(Dataset records begins)

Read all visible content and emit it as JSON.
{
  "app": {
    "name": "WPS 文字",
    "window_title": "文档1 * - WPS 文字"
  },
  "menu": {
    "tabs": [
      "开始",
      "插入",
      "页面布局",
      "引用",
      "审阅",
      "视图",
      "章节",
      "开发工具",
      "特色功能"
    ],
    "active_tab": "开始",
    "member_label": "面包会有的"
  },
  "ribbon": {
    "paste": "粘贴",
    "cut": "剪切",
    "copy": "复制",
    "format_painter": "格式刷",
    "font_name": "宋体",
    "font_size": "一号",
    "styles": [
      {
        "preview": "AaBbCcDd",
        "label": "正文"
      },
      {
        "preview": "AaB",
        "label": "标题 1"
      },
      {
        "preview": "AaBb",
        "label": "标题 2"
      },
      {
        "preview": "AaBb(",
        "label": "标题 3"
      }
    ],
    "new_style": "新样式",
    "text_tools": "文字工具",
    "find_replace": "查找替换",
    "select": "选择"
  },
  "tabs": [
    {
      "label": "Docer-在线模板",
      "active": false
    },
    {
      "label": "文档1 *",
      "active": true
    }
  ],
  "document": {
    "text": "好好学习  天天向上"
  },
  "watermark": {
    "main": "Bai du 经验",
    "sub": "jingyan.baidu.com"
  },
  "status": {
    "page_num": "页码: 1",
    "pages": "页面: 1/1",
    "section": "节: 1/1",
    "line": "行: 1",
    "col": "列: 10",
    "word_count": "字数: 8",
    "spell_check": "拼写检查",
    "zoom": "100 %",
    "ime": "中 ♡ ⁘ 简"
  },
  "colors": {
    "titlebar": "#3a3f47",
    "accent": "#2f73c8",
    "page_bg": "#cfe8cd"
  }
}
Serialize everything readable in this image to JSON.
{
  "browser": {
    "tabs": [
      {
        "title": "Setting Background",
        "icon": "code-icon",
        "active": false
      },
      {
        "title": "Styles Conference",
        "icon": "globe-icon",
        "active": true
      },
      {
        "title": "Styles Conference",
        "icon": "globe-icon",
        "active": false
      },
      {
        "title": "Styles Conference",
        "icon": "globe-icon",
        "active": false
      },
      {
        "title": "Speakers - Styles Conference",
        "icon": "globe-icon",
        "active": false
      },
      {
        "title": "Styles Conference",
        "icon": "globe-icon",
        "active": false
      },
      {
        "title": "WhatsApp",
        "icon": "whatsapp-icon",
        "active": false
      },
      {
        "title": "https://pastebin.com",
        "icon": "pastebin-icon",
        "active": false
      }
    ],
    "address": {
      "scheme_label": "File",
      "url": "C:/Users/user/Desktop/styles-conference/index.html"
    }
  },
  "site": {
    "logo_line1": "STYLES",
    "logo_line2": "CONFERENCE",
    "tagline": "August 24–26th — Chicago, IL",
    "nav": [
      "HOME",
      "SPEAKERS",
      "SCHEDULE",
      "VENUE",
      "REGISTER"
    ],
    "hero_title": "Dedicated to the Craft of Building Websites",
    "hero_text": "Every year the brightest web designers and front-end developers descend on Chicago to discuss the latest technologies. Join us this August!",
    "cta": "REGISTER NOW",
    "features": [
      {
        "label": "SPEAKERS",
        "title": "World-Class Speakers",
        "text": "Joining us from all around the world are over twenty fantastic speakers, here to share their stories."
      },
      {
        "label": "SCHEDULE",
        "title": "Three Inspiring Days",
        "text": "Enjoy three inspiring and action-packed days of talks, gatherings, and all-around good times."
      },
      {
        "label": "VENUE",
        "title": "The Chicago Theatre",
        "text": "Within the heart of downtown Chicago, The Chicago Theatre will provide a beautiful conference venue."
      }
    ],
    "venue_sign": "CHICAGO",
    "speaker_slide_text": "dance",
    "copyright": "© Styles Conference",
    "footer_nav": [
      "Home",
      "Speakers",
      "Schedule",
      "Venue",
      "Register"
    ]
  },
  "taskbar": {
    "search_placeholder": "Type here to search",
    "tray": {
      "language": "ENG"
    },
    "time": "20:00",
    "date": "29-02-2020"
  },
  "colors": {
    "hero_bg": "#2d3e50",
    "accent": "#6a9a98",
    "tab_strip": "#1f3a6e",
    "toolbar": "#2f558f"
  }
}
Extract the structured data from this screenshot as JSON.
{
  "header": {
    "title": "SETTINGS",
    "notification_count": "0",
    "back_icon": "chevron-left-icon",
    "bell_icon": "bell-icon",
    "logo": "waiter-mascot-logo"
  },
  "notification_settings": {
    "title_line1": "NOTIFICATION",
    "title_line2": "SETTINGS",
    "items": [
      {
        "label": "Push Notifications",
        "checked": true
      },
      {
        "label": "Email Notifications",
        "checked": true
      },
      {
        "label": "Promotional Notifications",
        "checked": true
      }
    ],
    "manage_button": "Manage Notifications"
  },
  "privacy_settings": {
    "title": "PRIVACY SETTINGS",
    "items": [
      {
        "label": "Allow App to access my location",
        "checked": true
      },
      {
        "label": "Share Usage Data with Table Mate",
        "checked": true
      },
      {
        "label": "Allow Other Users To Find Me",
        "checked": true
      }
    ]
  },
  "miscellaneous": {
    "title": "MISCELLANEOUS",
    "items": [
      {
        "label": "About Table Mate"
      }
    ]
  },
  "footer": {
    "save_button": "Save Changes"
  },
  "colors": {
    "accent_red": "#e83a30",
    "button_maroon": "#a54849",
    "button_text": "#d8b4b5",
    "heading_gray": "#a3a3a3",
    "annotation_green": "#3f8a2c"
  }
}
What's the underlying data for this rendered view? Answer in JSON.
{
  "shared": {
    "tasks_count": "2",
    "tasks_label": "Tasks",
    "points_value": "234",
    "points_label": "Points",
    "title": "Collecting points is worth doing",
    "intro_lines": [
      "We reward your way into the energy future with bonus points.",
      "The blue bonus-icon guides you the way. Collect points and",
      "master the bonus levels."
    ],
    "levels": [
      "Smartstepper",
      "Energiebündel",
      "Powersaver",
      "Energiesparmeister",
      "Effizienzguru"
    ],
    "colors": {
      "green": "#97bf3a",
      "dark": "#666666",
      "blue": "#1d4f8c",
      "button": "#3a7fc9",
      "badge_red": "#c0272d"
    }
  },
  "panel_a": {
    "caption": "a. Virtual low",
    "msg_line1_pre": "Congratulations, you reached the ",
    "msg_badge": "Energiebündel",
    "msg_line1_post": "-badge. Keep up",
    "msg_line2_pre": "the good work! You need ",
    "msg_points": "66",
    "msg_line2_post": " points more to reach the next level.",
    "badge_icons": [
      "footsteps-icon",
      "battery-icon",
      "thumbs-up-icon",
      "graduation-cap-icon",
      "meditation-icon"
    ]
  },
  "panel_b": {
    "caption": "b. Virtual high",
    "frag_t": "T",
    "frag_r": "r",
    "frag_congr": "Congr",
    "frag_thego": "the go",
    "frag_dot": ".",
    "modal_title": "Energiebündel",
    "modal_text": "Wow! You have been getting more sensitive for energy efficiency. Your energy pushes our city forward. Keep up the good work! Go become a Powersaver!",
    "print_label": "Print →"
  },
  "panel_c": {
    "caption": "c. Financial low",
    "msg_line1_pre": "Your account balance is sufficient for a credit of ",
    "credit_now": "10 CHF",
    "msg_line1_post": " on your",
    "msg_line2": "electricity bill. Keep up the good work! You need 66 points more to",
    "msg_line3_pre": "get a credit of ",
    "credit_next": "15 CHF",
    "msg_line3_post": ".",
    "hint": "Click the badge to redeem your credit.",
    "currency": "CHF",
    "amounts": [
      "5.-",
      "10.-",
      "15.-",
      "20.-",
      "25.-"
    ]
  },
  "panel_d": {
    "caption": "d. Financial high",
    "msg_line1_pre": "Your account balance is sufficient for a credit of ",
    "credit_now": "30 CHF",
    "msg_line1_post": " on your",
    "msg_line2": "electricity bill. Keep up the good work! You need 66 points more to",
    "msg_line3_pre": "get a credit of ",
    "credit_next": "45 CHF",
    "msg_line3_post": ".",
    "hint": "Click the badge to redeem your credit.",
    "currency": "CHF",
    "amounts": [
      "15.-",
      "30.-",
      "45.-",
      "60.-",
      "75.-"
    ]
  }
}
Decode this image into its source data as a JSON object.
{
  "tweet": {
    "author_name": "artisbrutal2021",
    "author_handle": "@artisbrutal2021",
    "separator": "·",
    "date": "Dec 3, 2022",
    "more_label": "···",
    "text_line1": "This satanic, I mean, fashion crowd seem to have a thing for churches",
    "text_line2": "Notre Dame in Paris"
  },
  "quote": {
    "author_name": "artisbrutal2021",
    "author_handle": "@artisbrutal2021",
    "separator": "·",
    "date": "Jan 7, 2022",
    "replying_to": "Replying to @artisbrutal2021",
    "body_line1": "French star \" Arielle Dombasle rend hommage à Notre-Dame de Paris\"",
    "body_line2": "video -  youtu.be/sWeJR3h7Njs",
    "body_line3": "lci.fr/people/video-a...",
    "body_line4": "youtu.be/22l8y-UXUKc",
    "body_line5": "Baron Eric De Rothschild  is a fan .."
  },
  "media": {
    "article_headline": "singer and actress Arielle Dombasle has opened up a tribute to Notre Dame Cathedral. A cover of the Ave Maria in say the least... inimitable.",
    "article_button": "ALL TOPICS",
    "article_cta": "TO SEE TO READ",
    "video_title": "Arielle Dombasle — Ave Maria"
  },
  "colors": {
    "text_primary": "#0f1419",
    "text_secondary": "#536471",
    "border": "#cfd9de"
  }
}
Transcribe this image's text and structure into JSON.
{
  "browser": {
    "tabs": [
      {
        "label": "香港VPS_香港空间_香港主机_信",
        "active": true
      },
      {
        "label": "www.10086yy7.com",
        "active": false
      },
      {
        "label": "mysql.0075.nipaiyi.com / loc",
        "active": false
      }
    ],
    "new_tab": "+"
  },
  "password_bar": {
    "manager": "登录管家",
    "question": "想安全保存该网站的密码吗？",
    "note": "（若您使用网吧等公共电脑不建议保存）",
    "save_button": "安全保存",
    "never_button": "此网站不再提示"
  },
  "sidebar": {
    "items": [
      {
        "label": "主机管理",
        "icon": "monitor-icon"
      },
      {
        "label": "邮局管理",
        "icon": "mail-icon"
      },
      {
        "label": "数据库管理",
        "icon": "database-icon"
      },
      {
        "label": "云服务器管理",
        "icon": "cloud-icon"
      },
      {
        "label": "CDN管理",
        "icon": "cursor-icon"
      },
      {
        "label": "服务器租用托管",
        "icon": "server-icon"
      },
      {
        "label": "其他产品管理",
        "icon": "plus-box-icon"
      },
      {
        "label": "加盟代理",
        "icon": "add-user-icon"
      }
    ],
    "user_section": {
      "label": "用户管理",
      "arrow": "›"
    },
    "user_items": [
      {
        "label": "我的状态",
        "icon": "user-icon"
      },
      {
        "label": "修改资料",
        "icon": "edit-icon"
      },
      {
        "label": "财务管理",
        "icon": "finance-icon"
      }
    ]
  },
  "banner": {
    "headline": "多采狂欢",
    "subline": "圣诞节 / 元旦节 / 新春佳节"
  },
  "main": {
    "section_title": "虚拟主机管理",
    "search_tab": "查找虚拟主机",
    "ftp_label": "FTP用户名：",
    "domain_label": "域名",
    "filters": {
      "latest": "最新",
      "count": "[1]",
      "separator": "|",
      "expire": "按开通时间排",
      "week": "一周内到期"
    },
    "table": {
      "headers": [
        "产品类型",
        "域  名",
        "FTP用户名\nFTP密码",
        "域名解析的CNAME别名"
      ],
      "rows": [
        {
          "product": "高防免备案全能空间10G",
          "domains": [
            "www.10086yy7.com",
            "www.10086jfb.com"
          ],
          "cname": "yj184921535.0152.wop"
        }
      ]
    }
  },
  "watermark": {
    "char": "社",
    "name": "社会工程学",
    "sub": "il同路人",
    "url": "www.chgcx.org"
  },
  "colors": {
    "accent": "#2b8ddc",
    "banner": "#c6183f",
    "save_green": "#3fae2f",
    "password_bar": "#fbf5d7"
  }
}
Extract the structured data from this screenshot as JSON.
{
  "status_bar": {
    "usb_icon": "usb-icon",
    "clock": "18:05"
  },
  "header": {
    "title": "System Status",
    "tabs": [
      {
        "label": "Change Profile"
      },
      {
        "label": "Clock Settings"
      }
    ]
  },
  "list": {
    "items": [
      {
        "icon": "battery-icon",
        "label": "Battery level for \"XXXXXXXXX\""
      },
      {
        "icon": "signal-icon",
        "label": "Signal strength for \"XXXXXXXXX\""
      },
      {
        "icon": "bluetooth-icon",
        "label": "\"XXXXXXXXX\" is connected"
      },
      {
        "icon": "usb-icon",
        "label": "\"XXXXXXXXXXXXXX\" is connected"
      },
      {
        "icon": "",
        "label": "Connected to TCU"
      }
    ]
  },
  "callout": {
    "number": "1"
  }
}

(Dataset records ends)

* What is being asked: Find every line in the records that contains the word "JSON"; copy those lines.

* Exercise output:
Read all visible content and emit it as JSON.
Serialize everything readable in this image to JSON.
Extract the structured data from this screenshot as JSON.
What's the underlying data for this rendered view? Answer in JSON.
Decode this image into its source data as a JSON object.
Transcribe this image's text and structure into JSON.
Extract the structured data from this screenshot as JSON.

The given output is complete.